I explained to him that increasing rent in an expensive city like Toronto, having many private office spaces within the building did not make sense in terms of how we work these days.
He reluctantly agreed with me on this point – he liked the “closed space” where he can concentrate, but he did notice his employees wishing for a bigger kitchen and more open/transparent workspace.
In 2017 stats on Globe and Mail article,
“the portion of the upgrades landlords are willing to commit to provide to entice tenants to sign a lease. These allowances (upgrades) rose by an average of 10 % in 2017 across North America as companies moved to better quality space’
I also added another final point about the FUTURE; what would happen if he decides to sell the building.
Not only the open-concept offices could be more attractive to potential tenants who have the freedom to update the space, but the initial reno expense would be much lower than creating many closed office spaces.
Mr. X was definitely smiling at this point.

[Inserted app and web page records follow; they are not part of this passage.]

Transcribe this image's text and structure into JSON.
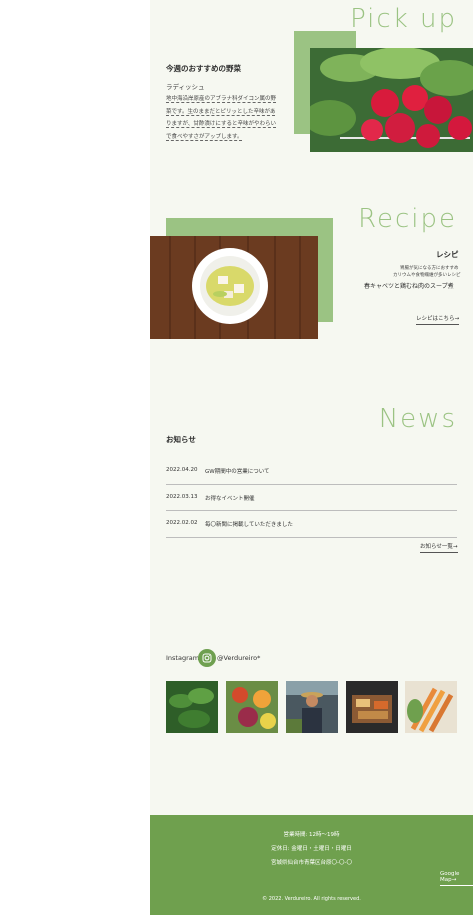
{
  "pickup": {
    "heading": "Pick up",
    "title": "今週のおすすめの野菜",
    "item_name": "ラディッシュ",
    "description": "地中海沿岸原産のアブラナ科ダイコン属の野菜です。生のままだとピリッとした辛味がありますが、甘酢漬けにすると辛味がやわらいで食べやすさがアップします。"
  },
  "recipe": {
    "heading": "Recipe",
    "title": "レシピ",
    "intro_line1": "胃腸が気になる方におすすめ",
    "intro_line2": "カリウムや食物繊維が多いレシピ",
    "dish": "春キャベツと鶏むね肉のスープ煮",
    "link": "レシピはこちら→"
  },
  "news": {
    "heading": "News",
    "title": "お知らせ",
    "items": [
      {
        "date": "2022.04.20",
        "title": "GW期間中の営業について"
      },
      {
        "date": "2022.03.13",
        "title": "お得なイベント開催"
      },
      {
        "date": "2022.02.02",
        "title": "毎〇新聞に掲載していただきました"
      }
    ],
    "more": "お知らせ一覧→"
  },
  "instagram": {
    "label": "Instagram",
    "handle": "@Verdureiro*"
  },
  "footer": {
    "hours": "営業時間: 12時〜19時",
    "closed": "定休日: 金曜日・土曜日・日曜日",
    "address": "宮城県仙台市青葉区台原〇-〇-〇",
    "map_link": "Google Map→",
    "copyright": "© 2022. Verdureiro. All rights reserved."
  },
  "colors": {
    "accent": "#9bc383",
    "footer": "#6fa04e",
    "background": "#f6f8f1"
  }
}
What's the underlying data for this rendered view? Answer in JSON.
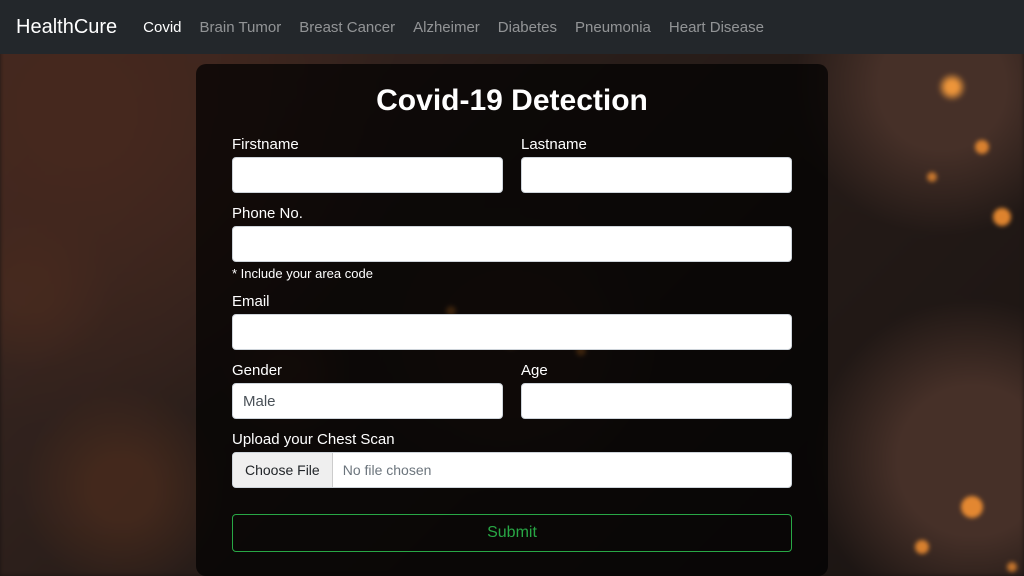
{
  "nav": {
    "brand": "HealthCure",
    "items": [
      {
        "label": "Covid",
        "active": true
      },
      {
        "label": "Brain Tumor",
        "active": false
      },
      {
        "label": "Breast Cancer",
        "active": false
      },
      {
        "label": "Alzheimer",
        "active": false
      },
      {
        "label": "Diabetes",
        "active": false
      },
      {
        "label": "Pneumonia",
        "active": false
      },
      {
        "label": "Heart Disease",
        "active": false
      }
    ]
  },
  "form": {
    "title": "Covid-19 Detection",
    "firstname_label": "Firstname",
    "firstname_value": "",
    "lastname_label": "Lastname",
    "lastname_value": "",
    "phone_label": "Phone No.",
    "phone_value": "",
    "phone_hint": "* Include your area code",
    "email_label": "Email",
    "email_value": "",
    "gender_label": "Gender",
    "gender_value": "Male",
    "age_label": "Age",
    "age_value": "",
    "upload_label": "Upload your Chest Scan",
    "choose_file_label": "Choose File",
    "no_file_text": "No file chosen",
    "submit_label": "Submit"
  }
}
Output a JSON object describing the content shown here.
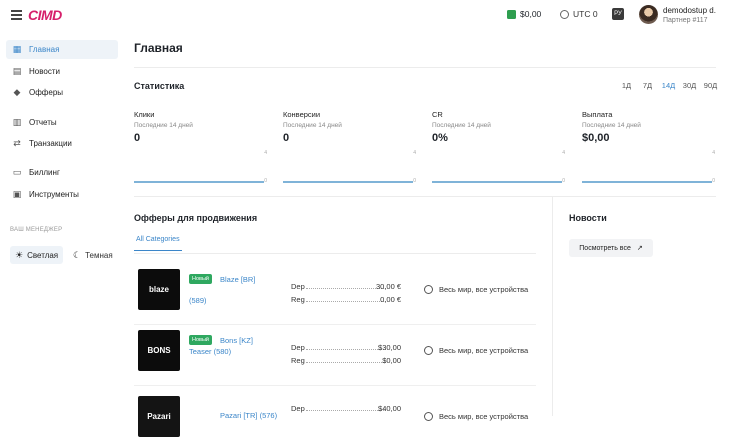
{
  "header": {
    "logo": "CIMD",
    "balance": "$0,00",
    "timezone": "UTC 0",
    "language": "РУ",
    "user_name": "demodostup d.",
    "user_role": "Партнер #117"
  },
  "sidebar": {
    "items": [
      {
        "label": "Главная",
        "icon": "grid-icon"
      },
      {
        "label": "Новости",
        "icon": "news-icon"
      },
      {
        "label": "Офферы",
        "icon": "tag-icon"
      },
      {
        "label": "Отчеты",
        "icon": "bar-chart-icon"
      },
      {
        "label": "Транзакции",
        "icon": "transactions-icon"
      },
      {
        "label": "Биллинг",
        "icon": "card-icon"
      },
      {
        "label": "Инструменты",
        "icon": "tools-icon"
      }
    ],
    "manager_label": "ВАШ МЕНЕДЖЕР",
    "theme_light": "Светлая",
    "theme_dark": "Темная"
  },
  "main": {
    "title": "Главная",
    "stats_title": "Статистика",
    "periods": [
      "1Д",
      "7Д",
      "14Д",
      "30Д",
      "90Д"
    ],
    "active_period": "14Д",
    "stats": [
      {
        "label": "Клики",
        "sub": "Последние 14 дней",
        "value": "0"
      },
      {
        "label": "Конверсии",
        "sub": "Последние 14 дней",
        "value": "0"
      },
      {
        "label": "CR",
        "sub": "Последние 14 дней",
        "value": "0%"
      },
      {
        "label": "Выплата",
        "sub": "Последние 14 дней",
        "value": "$0,00"
      }
    ],
    "sparkline_max_tick": "4",
    "sparkline_min_tick": "0",
    "offers_title": "Офферы для продвижения",
    "offers_tab": "All Categories",
    "offers": [
      {
        "thumb": "blaze",
        "badge": "Новый",
        "name": "Blaze [BR]",
        "id": "(589)",
        "dep_label": "Dep",
        "dep": "30,00 €",
        "reg_label": "Reg",
        "reg": "0,00 €",
        "geo": "Весь мир, все устройства"
      },
      {
        "thumb": "BONS",
        "badge": "Новый",
        "name": "Bons [KZ]",
        "id": "Teaser (580)",
        "dep_label": "Dep",
        "dep": "$30,00",
        "reg_label": "Reg",
        "reg": "$0,00",
        "geo": "Весь мир, все устройства"
      },
      {
        "thumb": "Pazari",
        "badge": "",
        "name": "Pazari [TR] (576)",
        "id": "",
        "dep_label": "Dep",
        "dep": "$40,00",
        "reg_label": "",
        "reg": "",
        "geo": "Весь мир, все устройства"
      }
    ],
    "news_title": "Новости",
    "news_button": "Посмотреть все"
  }
}
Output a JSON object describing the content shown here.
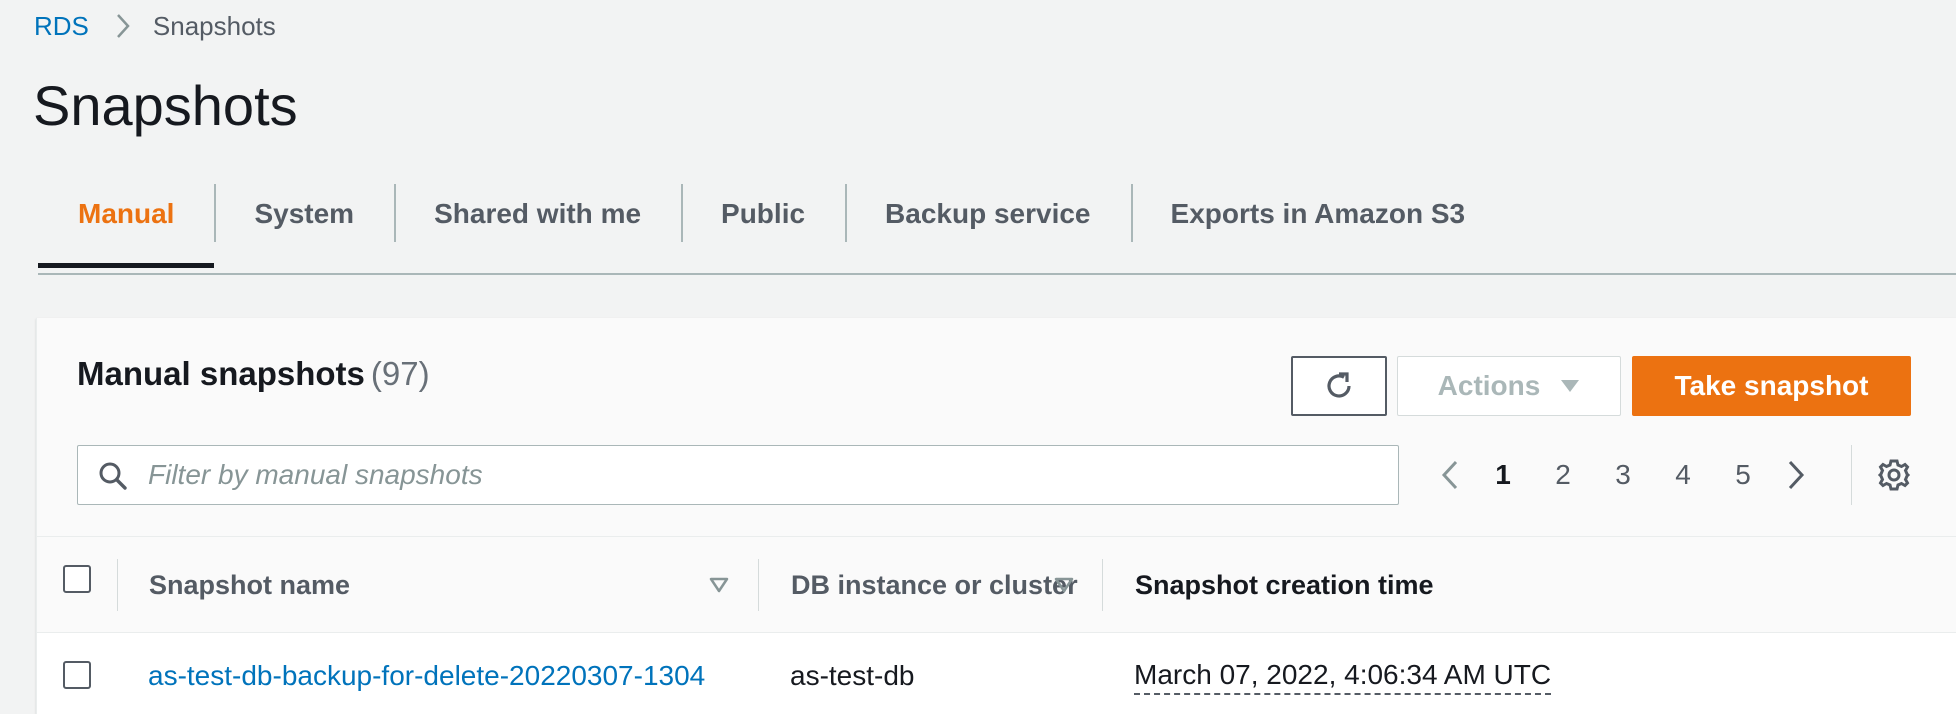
{
  "breadcrumb": {
    "root": "RDS",
    "current": "Snapshots"
  },
  "page": {
    "title": "Snapshots"
  },
  "tabs": [
    {
      "label": "Manual",
      "active": true
    },
    {
      "label": "System",
      "active": false
    },
    {
      "label": "Shared with me",
      "active": false
    },
    {
      "label": "Public",
      "active": false
    },
    {
      "label": "Backup service",
      "active": false
    },
    {
      "label": "Exports in Amazon S3",
      "active": false
    }
  ],
  "panel": {
    "title": "Manual snapshots",
    "count": "(97)",
    "actions_label": "Actions",
    "take_snapshot_label": "Take snapshot",
    "search_placeholder": "Filter by manual snapshots"
  },
  "pagination": {
    "pages": [
      "1",
      "2",
      "3",
      "4",
      "5"
    ],
    "current": "1"
  },
  "table": {
    "columns": [
      "Snapshot name",
      "DB instance or cluster",
      "Snapshot creation time"
    ],
    "rows": [
      {
        "snapshot_name": "as-test-db-backup-for-delete-20220307-1304",
        "db_instance": "as-test-db",
        "creation_time": "March 07, 2022, 4:06:34 AM UTC"
      }
    ]
  },
  "colors": {
    "link": "#0073bb",
    "accent": "#ec7211",
    "text": "#16191f",
    "muted": "#545b64"
  },
  "icons": {
    "breadcrumb_separator": "chevron-right-icon",
    "refresh": "refresh-icon",
    "actions_caret": "caret-down-icon",
    "search": "search-icon",
    "prev": "chevron-left-icon",
    "next": "chevron-right-icon",
    "settings": "gear-icon",
    "sort": "sort-down-icon"
  }
}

After having me go through many design ideas/strategies for his building, Mr. X decided to take a few design ideas that can make a big impact on his building and his business – starting with the main entrance upgrade.
As I look back and evaluate the past as well the future of my architecture practice, I know that “the dream client” incidence does not happen often. However the lessons I received from that fateful day, I will never forget.
What I took away from the experience was that no matter the client types, it was in my control to think strategically to bring values to the client and that is not going happen with small/fix-it approaches to the project.
What about you? What is your experience like running your own business? Have you met your dream client? I would love to hear your story, comments….questions.